One topic I think about a lot is what’s the best way to motivate software engineers to do their very best every day — both because my role requires me to, but also because I’m very interested in psychology.
On one hand, everyone is different — some people are motivated by money, some are motivated because the team is working towards a shared vision, and some just want a stepping stone to their next gig. On the other hand, human nature is surprisingly universal. What managers can do to motivate their team depends obviously on the team members, but I think there are a few common universal themes.
From my own experience, the work environment you’re in strongly determines what you find important and as a result, what motivates you. I have been in teams where everyone just tries to do the minimum, and the emphasis is on having a “very good” work-life balance. I have also been in teams on the opposite side of the spectrum — everyone is on a mission and is willing to make sacrifices to achieve a shared vision. People in both teams are happy but happy in a different way. It might be surprising to some, but long hours does not have to translate to unhappiness, as long as there’s reason to make those sacrifices.

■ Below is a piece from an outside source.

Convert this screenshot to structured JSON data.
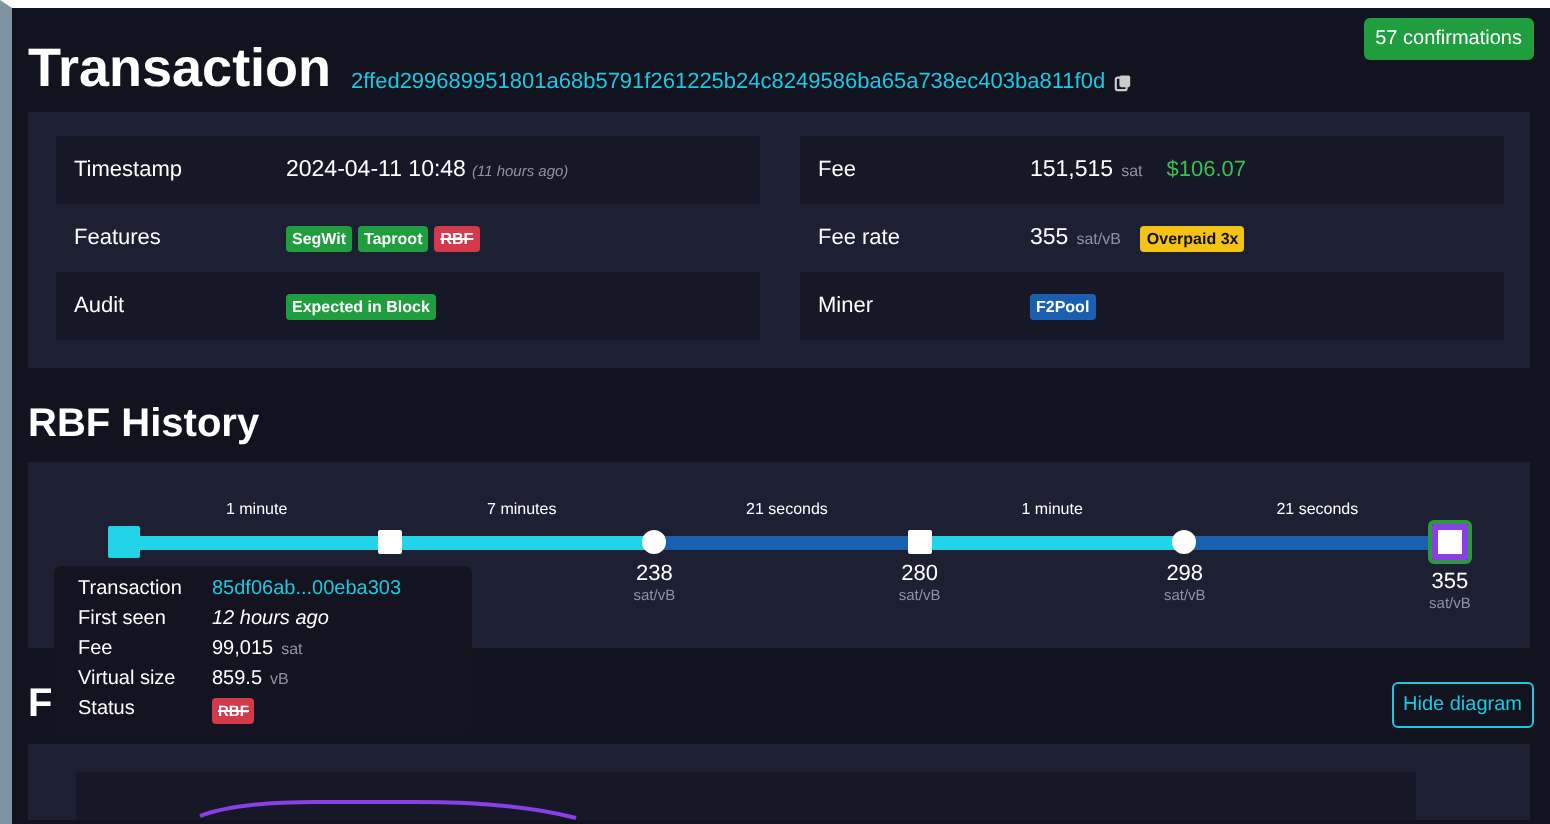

And of course, we need to make sure there isn’t anything that’s actively demotivating the team members. This brings us to the topic of fairness.
People want to be in a fair environment — software engineers are people too. Heck, even monkeys want to be in a fair environment, as this famous experiment shows:
The first monkey was more than happy to perform a simple task for a cucumber slice until it saw the second monkey receiving a grape for the same task — clearly an unfair situation.
Actually there’s something more important than fairness — and that is the employees’ perception of fairness. WorldatWork published a study on reward fairness and equity ( https://worldatwork.org/docs/resources/RFE0318_FINAL.pdf), and it confirms that perceived internal equity (i.e. whether someone doing the same work in the same company is perceived to receive the same reward) is indeed very important.
Even if you’re naturally a very hard working person, you will start “loafing” if all everyone cares about is doing the minimum and there’s no positive or negative reinforcement in-place to nudge people to act otherwise. Or worse, if you see others who do less but you believe they are better rewarded, you might even throw the reward back just like the first monkey did.
So how do we make sure software engineers feel like they’re rewarded fairly? Since software engineers are fundamentally analytical, one approach could be to define qualitative key results up front for each individual and each team. Defining qualitative metrics for software development is extremely tricky, as one has to think through what behavior they would be driving and whether there are appropriate metrics to counter-balance them. We can perhaps use the project management triangle to guide us here — that scope, time, cost are levers that can be changed, and they all affect the overall quality. If all the metrics are defined to drive people to optimize for having the right scope, there must be counterbalancing metrics for measuring quality.
In summary, creating an environment where people are rewarded fairly is crucial in motivating people as studies show — perhaps even more so than communicating a vision or paying people a sky-high salary. Of course, such a motivating environment takes months or years to build, but it may only take one symbolic grape being awarded to the wrong person to destroy. Managers have to always stay alert.
Originally published at https://www.linkedin.com. August 2020.